--- Supplied information ---
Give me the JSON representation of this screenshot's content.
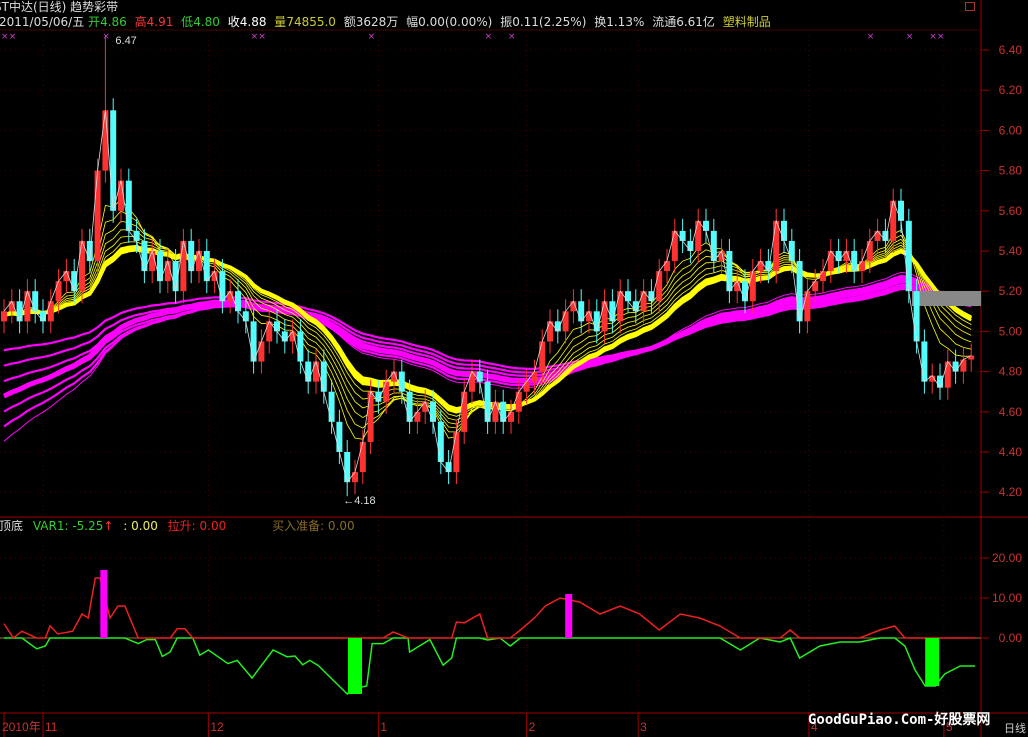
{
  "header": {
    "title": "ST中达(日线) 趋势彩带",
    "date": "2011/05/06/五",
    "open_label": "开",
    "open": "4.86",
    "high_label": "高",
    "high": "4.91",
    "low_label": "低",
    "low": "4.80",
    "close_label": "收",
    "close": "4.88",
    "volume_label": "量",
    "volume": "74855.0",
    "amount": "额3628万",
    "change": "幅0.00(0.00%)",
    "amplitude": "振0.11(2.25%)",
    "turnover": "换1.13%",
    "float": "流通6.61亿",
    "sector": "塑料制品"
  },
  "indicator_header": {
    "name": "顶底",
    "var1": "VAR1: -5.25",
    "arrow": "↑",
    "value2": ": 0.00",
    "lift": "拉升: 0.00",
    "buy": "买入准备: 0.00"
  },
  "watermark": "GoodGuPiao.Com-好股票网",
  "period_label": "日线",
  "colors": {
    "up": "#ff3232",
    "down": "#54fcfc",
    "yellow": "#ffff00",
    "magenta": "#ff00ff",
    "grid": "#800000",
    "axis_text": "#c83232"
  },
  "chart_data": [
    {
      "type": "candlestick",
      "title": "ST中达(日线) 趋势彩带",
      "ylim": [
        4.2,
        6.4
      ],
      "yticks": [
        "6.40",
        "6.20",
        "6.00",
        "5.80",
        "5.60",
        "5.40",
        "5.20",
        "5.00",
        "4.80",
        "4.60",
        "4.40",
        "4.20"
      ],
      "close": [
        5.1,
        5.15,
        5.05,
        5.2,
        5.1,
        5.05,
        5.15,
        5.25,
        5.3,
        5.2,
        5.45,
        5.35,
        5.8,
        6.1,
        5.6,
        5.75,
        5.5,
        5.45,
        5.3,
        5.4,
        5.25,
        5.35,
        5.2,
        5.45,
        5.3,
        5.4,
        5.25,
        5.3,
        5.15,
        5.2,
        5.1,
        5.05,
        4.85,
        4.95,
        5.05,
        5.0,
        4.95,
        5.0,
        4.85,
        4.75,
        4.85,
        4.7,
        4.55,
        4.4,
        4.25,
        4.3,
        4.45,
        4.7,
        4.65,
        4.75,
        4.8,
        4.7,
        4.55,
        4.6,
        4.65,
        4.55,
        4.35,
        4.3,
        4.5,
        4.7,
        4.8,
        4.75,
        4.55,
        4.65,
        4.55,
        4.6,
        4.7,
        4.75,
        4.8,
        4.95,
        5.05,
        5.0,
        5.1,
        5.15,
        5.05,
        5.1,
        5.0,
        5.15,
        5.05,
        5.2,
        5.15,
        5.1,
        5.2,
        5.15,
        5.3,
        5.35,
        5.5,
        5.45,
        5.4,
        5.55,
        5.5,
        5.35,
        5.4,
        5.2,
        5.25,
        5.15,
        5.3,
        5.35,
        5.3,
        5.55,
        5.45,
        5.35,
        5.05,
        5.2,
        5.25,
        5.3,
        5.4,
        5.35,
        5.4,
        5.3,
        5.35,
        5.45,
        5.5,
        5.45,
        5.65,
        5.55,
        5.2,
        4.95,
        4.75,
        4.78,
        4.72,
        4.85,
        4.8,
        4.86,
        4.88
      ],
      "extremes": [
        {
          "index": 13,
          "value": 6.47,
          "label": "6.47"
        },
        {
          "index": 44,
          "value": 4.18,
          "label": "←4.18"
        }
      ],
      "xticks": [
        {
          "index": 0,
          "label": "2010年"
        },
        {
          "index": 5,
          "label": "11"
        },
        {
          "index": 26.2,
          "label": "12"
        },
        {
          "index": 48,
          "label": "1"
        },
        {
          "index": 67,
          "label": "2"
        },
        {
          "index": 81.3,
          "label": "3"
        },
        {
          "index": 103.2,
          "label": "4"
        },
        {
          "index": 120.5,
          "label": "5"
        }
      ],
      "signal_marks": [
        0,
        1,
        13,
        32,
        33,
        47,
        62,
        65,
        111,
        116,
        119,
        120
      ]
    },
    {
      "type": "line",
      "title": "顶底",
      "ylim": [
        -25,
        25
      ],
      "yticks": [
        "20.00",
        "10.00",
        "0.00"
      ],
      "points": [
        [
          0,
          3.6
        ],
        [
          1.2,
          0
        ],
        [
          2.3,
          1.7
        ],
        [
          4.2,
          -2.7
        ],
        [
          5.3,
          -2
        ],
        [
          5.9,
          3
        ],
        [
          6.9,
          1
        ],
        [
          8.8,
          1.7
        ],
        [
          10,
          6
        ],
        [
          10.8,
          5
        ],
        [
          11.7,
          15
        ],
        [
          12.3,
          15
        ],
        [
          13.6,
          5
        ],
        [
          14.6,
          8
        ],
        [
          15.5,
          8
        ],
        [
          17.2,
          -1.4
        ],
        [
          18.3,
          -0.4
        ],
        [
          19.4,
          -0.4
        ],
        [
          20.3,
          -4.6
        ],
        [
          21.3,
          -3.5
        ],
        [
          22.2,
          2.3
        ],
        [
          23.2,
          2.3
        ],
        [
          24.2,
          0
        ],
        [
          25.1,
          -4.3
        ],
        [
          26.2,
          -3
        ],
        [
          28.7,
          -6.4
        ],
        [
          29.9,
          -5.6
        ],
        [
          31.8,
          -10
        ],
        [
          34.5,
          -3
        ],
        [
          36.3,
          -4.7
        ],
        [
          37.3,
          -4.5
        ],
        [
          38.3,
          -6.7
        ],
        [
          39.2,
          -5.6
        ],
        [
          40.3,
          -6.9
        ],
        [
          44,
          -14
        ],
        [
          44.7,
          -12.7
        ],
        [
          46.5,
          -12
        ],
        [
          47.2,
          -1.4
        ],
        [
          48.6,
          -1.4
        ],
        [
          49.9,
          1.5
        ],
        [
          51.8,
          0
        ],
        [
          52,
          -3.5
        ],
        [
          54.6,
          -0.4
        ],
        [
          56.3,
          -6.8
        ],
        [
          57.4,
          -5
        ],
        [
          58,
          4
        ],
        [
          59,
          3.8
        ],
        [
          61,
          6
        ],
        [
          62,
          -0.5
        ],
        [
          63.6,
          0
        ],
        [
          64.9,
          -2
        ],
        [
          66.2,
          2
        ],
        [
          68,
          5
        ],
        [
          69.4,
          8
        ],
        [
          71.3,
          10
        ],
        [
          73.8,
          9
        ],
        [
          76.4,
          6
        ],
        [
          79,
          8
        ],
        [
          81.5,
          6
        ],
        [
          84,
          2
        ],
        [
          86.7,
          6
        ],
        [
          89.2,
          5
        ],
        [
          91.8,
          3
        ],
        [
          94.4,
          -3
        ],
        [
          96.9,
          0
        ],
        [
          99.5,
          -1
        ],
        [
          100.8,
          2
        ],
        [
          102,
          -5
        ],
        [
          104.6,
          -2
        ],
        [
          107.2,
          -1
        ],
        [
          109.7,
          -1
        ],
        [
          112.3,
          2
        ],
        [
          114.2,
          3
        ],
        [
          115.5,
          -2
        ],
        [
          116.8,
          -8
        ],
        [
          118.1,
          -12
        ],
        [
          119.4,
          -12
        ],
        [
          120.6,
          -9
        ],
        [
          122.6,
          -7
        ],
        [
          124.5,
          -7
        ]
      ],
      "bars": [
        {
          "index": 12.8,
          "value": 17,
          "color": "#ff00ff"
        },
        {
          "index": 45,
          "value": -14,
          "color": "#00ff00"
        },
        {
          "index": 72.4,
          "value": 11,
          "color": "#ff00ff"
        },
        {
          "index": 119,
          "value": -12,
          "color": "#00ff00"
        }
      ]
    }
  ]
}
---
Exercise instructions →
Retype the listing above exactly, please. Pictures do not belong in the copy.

Finished task →
Give me the JSON representation of this screenshot's content.
{
  "header": {
    "title": "ST中达(日线) 趋势彩带",
    "date": "2011/05/06/五",
    "open_label": "开",
    "open": "4.86",
    "high_label": "高",
    "high": "4.91",
    "low_label": "低",
    "low": "4.80",
    "close_label": "收",
    "close": "4.88",
    "volume_label": "量",
    "volume": "74855.0",
    "amount": "额3628万",
    "change": "幅0.00(0.00%)",
    "amplitude": "振0.11(2.25%)",
    "turnover": "换1.13%",
    "float": "流通6.61亿",
    "sector": "塑料制品"
  },
  "indicator_header": {
    "name": "顶底",
    "var1": "VAR1: -5.25",
    "arrow": "↑",
    "value2": ": 0.00",
    "lift": "拉升: 0.00",
    "buy": "买入准备: 0.00"
  },
  "watermark": "GoodGuPiao.Com-好股票网",
  "period_label": "日线",
  "colors": {
    "up": "#ff3232",
    "down": "#54fcfc",
    "yellow": "#ffff00",
    "magenta": "#ff00ff",
    "grid": "#800000",
    "axis_text": "#c83232"
  },
  "chart_data": [
    {
      "type": "candlestick",
      "title": "ST中达(日线) 趋势彩带",
      "ylim": [
        4.2,
        6.4
      ],
      "yticks": [
        "6.40",
        "6.20",
        "6.00",
        "5.80",
        "5.60",
        "5.40",
        "5.20",
        "5.00",
        "4.80",
        "4.60",
        "4.40",
        "4.20"
      ],
      "close": [
        5.1,
        5.15,
        5.05,
        5.2,
        5.1,
        5.05,
        5.15,
        5.25,
        5.3,
        5.2,
        5.45,
        5.35,
        5.8,
        6.1,
        5.6,
        5.75,
        5.5,
        5.45,
        5.3,
        5.4,
        5.25,
        5.35,
        5.2,
        5.45,
        5.3,
        5.4,
        5.25,
        5.3,
        5.15,
        5.2,
        5.1,
        5.05,
        4.85,
        4.95,
        5.05,
        5.0,
        4.95,
        5.0,
        4.85,
        4.75,
        4.85,
        4.7,
        4.55,
        4.4,
        4.25,
        4.3,
        4.45,
        4.7,
        4.65,
        4.75,
        4.8,
        4.7,
        4.55,
        4.6,
        4.65,
        4.55,
        4.35,
        4.3,
        4.5,
        4.7,
        4.8,
        4.75,
        4.55,
        4.65,
        4.55,
        4.6,
        4.7,
        4.75,
        4.8,
        4.95,
        5.05,
        5.0,
        5.1,
        5.15,
        5.05,
        5.1,
        5.0,
        5.15,
        5.05,
        5.2,
        5.15,
        5.1,
        5.2,
        5.15,
        5.3,
        5.35,
        5.5,
        5.45,
        5.4,
        5.55,
        5.5,
        5.35,
        5.4,
        5.2,
        5.25,
        5.15,
        5.3,
        5.35,
        5.3,
        5.55,
        5.45,
        5.35,
        5.05,
        5.2,
        5.25,
        5.3,
        5.4,
        5.35,
        5.4,
        5.3,
        5.35,
        5.45,
        5.5,
        5.45,
        5.65,
        5.55,
        5.2,
        4.95,
        4.75,
        4.78,
        4.72,
        4.85,
        4.8,
        4.86,
        4.88
      ],
      "extremes": [
        {
          "index": 13,
          "value": 6.47,
          "label": "6.47"
        },
        {
          "index": 44,
          "value": 4.18,
          "label": "←4.18"
        }
      ],
      "xticks": [
        {
          "index": 0,
          "label": "2010年"
        },
        {
          "index": 5,
          "label": "11"
        },
        {
          "index": 26.2,
          "label": "12"
        },
        {
          "index": 48,
          "label": "1"
        },
        {
          "index": 67,
          "label": "2"
        },
        {
          "index": 81.3,
          "label": "3"
        },
        {
          "index": 103.2,
          "label": "4"
        },
        {
          "index": 120.5,
          "label": "5"
        }
      ],
      "signal_marks": [
        0,
        1,
        13,
        32,
        33,
        47,
        62,
        65,
        111,
        116,
        119,
        120
      ]
    },
    {
      "type": "line",
      "title": "顶底",
      "ylim": [
        -25,
        25
      ],
      "yticks": [
        "20.00",
        "10.00",
        "0.00"
      ],
      "points": [
        [
          0,
          3.6
        ],
        [
          1.2,
          0
        ],
        [
          2.3,
          1.7
        ],
        [
          4.2,
          -2.7
        ],
        [
          5.3,
          -2
        ],
        [
          5.9,
          3
        ],
        [
          6.9,
          1
        ],
        [
          8.8,
          1.7
        ],
        [
          10,
          6
        ],
        [
          10.8,
          5
        ],
        [
          11.7,
          15
        ],
        [
          12.3,
          15
        ],
        [
          13.6,
          5
        ],
        [
          14.6,
          8
        ],
        [
          15.5,
          8
        ],
        [
          17.2,
          -1.4
        ],
        [
          18.3,
          -0.4
        ],
        [
          19.4,
          -0.4
        ],
        [
          20.3,
          -4.6
        ],
        [
          21.3,
          -3.5
        ],
        [
          22.2,
          2.3
        ],
        [
          23.2,
          2.3
        ],
        [
          24.2,
          0
        ],
        [
          25.1,
          -4.3
        ],
        [
          26.2,
          -3
        ],
        [
          28.7,
          -6.4
        ],
        [
          29.9,
          -5.6
        ],
        [
          31.8,
          -10
        ],
        [
          34.5,
          -3
        ],
        [
          36.3,
          -4.7
        ],
        [
          37.3,
          -4.5
        ],
        [
          38.3,
          -6.7
        ],
        [
          39.2,
          -5.6
        ],
        [
          40.3,
          -6.9
        ],
        [
          44,
          -14
        ],
        [
          44.7,
          -12.7
        ],
        [
          46.5,
          -12
        ],
        [
          47.2,
          -1.4
        ],
        [
          48.6,
          -1.4
        ],
        [
          49.9,
          1.5
        ],
        [
          51.8,
          0
        ],
        [
          52,
          -3.5
        ],
        [
          54.6,
          -0.4
        ],
        [
          56.3,
          -6.8
        ],
        [
          57.4,
          -5
        ],
        [
          58,
          4
        ],
        [
          59,
          3.8
        ],
        [
          61,
          6
        ],
        [
          62,
          -0.5
        ],
        [
          63.6,
          0
        ],
        [
          64.9,
          -2
        ],
        [
          66.2,
          2
        ],
        [
          68,
          5
        ],
        [
          69.4,
          8
        ],
        [
          71.3,
          10
        ],
        [
          73.8,
          9
        ],
        [
          76.4,
          6
        ],
        [
          79,
          8
        ],
        [
          81.5,
          6
        ],
        [
          84,
          2
        ],
        [
          86.7,
          6
        ],
        [
          89.2,
          5
        ],
        [
          91.8,
          3
        ],
        [
          94.4,
          -3
        ],
        [
          96.9,
          0
        ],
        [
          99.5,
          -1
        ],
        [
          100.8,
          2
        ],
        [
          102,
          -5
        ],
        [
          104.6,
          -2
        ],
        [
          107.2,
          -1
        ],
        [
          109.7,
          -1
        ],
        [
          112.3,
          2
        ],
        [
          114.2,
          3
        ],
        [
          115.5,
          -2
        ],
        [
          116.8,
          -8
        ],
        [
          118.1,
          -12
        ],
        [
          119.4,
          -12
        ],
        [
          120.6,
          -9
        ],
        [
          122.6,
          -7
        ],
        [
          124.5,
          -7
        ]
      ],
      "bars": [
        {
          "index": 12.8,
          "value": 17,
          "color": "#ff00ff"
        },
        {
          "index": 45,
          "value": -14,
          "color": "#00ff00"
        },
        {
          "index": 72.4,
          "value": 11,
          "color": "#ff00ff"
        },
        {
          "index": 119,
          "value": -12,
          "color": "#00ff00"
        }
      ]
    }
  ]
}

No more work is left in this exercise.